ATHENS -- The Greek government missed a midnight deadline for a debt payment to the International Monetary Fund -- and asked for a third bailout. World markets are keeping an eye on the worsening financial crisis, for fear it may spread in Europe.
Like many here, Contralis Charalambos has had his pension slashed. Without a debit card, he told CBS News he's now penniless.
"I have been hungry from yesterday," Charalambos said. "I have not eat from yesterday!"
Greece has been bailed out twice in the last five years. But in return for more than $250 billion in loans, foreign creditors demanded steep tax hikes and cuts to government salaries.
But after six years of austerity, Greece has had enough.
Greek Prime Minister Alexis Tsipras has called a referendum for this Sunday, a popular vote on whether to accept more tax increases and spending cuts. International creditors say without them, there'll be no more loans.
The people of Athens are proud their city was the world's first democracy. In this Athenian market, fishmonger Paris Klonis told CBS News the power of Greece's foreign creditors is simply undemocratic.
"We live like slaves and something has to change with our country," Klonis said.
But in Athens on Tuesday, tens of thousands of Greeks rallied in support of a yes vote.
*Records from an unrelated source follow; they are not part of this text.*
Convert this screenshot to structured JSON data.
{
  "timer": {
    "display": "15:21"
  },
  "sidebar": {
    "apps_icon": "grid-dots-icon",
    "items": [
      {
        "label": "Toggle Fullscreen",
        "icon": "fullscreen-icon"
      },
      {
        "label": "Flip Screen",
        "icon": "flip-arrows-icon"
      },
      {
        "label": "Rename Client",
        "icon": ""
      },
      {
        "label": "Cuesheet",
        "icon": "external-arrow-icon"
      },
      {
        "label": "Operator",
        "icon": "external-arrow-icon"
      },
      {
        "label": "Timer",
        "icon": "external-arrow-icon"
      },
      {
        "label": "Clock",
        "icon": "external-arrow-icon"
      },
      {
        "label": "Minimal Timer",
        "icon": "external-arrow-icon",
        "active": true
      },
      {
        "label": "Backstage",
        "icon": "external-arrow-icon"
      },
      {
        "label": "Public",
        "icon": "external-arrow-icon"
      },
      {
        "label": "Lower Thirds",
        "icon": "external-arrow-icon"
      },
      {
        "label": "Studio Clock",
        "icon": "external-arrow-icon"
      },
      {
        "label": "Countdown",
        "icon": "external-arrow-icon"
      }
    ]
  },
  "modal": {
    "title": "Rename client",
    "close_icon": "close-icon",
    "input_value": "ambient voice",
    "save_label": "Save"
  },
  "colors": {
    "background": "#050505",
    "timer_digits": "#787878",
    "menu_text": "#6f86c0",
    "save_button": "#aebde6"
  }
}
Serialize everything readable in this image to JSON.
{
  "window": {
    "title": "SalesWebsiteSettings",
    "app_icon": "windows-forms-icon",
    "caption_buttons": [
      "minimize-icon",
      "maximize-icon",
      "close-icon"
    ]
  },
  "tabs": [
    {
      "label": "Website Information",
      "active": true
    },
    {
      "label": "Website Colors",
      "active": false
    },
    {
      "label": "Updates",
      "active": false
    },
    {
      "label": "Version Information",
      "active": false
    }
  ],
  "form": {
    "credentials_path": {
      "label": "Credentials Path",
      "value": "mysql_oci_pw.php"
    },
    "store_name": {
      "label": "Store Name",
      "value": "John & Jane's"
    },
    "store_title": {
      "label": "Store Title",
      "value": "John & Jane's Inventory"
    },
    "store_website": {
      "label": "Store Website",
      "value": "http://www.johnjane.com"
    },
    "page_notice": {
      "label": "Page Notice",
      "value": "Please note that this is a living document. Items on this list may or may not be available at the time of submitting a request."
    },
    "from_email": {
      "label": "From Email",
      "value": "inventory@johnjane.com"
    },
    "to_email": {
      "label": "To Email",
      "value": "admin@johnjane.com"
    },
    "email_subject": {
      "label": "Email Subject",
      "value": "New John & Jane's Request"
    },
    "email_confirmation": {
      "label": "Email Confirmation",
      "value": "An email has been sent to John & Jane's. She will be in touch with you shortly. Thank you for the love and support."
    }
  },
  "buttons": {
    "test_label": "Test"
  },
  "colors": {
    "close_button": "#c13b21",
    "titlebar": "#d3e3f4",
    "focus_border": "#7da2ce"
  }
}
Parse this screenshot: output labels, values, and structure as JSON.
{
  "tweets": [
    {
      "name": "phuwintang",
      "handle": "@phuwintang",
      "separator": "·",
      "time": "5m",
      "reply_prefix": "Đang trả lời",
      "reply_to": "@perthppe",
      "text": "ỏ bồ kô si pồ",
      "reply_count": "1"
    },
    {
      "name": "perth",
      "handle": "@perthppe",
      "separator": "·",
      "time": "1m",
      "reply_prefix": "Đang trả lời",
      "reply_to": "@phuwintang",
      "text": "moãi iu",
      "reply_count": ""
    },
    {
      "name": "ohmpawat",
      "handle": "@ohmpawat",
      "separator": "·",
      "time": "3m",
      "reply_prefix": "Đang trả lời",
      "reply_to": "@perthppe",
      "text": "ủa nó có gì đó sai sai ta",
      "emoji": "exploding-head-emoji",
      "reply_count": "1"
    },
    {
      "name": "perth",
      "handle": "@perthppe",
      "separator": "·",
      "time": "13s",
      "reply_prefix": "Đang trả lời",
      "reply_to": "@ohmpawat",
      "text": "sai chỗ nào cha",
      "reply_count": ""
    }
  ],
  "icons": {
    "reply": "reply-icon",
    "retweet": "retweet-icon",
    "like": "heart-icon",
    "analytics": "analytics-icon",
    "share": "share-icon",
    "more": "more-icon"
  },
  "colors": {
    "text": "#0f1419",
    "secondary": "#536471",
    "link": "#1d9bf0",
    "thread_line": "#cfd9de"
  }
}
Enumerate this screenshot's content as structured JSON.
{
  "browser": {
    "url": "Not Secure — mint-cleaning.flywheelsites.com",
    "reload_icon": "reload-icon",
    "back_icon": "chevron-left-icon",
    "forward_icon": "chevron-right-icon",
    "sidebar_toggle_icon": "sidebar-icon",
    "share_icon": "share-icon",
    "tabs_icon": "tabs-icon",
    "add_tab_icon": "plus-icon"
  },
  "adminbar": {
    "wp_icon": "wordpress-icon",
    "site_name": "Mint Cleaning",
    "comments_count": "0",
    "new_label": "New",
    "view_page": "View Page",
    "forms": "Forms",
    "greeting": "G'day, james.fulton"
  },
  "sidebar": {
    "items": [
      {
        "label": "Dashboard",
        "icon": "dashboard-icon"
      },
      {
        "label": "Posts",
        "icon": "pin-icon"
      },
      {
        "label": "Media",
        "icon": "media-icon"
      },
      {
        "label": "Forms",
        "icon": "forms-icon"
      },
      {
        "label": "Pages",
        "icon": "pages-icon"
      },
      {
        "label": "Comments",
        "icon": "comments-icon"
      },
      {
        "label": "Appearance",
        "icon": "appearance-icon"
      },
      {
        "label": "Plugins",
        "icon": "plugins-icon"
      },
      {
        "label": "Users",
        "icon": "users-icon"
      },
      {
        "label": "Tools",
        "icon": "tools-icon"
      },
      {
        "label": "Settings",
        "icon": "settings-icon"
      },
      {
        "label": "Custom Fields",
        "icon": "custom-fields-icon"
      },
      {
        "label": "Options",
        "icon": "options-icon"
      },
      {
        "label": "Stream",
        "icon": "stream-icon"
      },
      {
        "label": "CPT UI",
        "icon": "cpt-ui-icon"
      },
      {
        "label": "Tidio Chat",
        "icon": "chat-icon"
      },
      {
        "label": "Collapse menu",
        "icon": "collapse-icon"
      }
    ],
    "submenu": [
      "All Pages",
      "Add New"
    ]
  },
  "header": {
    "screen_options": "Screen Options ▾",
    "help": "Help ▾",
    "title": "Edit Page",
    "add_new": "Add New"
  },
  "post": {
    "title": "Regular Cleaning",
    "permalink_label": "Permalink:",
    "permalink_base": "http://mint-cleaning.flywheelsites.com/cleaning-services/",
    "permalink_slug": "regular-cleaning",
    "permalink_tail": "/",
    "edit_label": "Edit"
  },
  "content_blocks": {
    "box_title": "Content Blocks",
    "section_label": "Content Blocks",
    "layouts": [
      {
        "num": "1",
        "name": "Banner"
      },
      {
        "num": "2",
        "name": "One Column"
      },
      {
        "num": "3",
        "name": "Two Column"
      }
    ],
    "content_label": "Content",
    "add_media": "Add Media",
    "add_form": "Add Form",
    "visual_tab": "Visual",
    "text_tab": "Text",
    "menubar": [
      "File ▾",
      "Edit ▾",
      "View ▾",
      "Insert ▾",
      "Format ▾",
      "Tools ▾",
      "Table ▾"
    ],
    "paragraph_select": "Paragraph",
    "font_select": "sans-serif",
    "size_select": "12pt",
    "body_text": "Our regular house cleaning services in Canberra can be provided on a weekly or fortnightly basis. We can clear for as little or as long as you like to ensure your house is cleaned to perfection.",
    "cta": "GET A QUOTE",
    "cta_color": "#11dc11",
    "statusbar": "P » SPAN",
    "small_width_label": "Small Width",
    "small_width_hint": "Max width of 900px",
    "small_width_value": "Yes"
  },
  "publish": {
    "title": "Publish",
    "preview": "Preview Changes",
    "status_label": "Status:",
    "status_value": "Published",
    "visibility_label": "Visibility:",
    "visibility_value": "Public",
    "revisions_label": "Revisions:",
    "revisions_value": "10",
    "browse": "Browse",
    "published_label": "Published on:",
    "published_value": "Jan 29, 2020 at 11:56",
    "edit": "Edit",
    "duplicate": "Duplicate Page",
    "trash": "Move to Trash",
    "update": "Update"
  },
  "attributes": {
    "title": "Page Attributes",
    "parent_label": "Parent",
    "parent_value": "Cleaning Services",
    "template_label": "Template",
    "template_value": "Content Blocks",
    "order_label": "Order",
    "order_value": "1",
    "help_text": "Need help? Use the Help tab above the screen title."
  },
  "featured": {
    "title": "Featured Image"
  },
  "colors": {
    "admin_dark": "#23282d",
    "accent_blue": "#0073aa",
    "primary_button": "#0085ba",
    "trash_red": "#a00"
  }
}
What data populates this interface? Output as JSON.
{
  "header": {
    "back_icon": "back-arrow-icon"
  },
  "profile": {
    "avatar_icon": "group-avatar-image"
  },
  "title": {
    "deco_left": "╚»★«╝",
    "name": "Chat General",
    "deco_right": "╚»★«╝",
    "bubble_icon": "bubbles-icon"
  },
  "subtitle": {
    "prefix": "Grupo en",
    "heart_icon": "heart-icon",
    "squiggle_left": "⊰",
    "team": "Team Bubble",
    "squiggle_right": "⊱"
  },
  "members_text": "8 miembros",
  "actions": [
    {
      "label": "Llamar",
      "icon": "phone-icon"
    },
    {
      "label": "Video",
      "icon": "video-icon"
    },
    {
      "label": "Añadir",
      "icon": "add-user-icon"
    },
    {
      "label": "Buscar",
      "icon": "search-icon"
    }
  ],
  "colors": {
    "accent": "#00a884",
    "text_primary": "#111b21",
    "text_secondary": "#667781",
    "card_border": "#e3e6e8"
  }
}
Alex Argyros, an investment banker, said if Greece defaults on its loans the consequences will be catastrophic.
"Poverty, social unrest, people on the streets and a lot of uncertainty," Argyros predicted.
He said if the referendum is voted down, "Most likely, if I have the ability, I'll make sure to leave the country."
The Greek government is gambling that its creditors won't allow Greece to default on its loans and will soften some of their demands.
But if Greece miscalculates, it could end up bankrupt and also be forced to leave the single European currency -- sparking financial losses around the world.